A peal of laughter, begun by Chisdai, echoed from one end of the table to the other.
"Where are your thoughts again?" asked the Rabbi softly. "Not on his words alone, but on his thoughts, a man must place a curb. Now who can answer Chisdai's question?"
No one replied. Then Chisdai triumphantly brought forward a finely woven chain of arguments and authorities, with which he brilliantly solved the apparently insoluble problem. Baruch tried forcibly to master his wandering thoughts; with painful diligence he repeated the words of the text before him: it was all of no use; his mind unconsciously glided over the words to other subjects. He soon gave up the application afforded him by the whole discussion to his mother's history; the doubts which had arisen in him as to the eternal validity and immutability of the Law, he thought he had repressed by persuading himself that his teacher was not sufficiently learned to answer such questions, or held him as yet unworthy to partake of the tree of knowledge. Much that had been nearly erased from his memory arose within him again fresher than ever, and he was glad when he heard his fellow pupils close their great folios, and the Rabbi rise with a heavy sigh.

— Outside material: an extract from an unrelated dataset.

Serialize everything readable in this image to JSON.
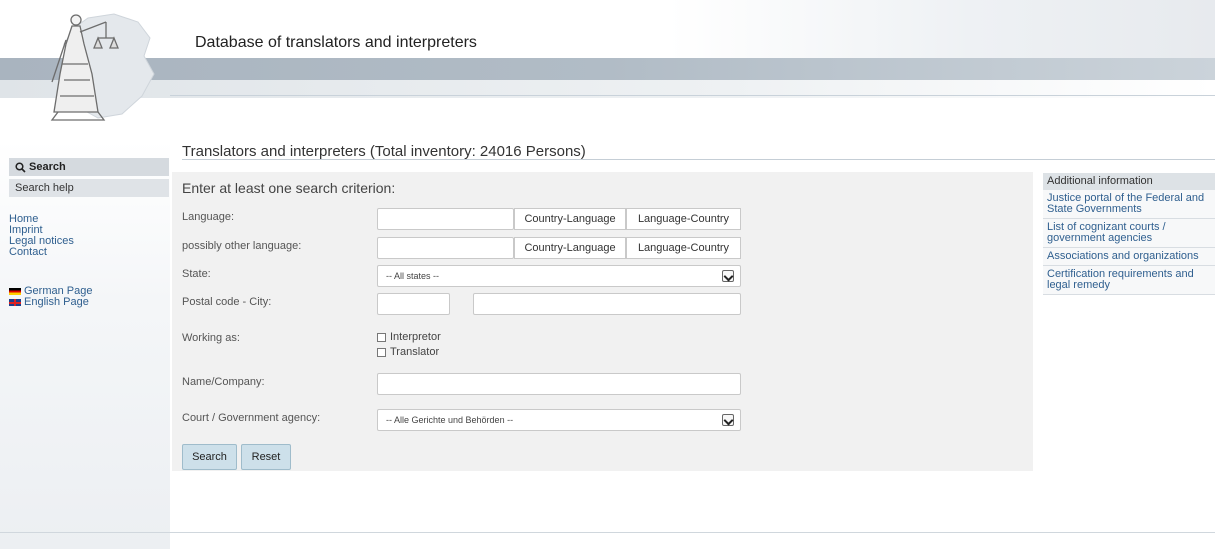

At home he sat down to table in silence with a feeling of general discontent. His father left him undisturbed, but Miriam looked at him inquir-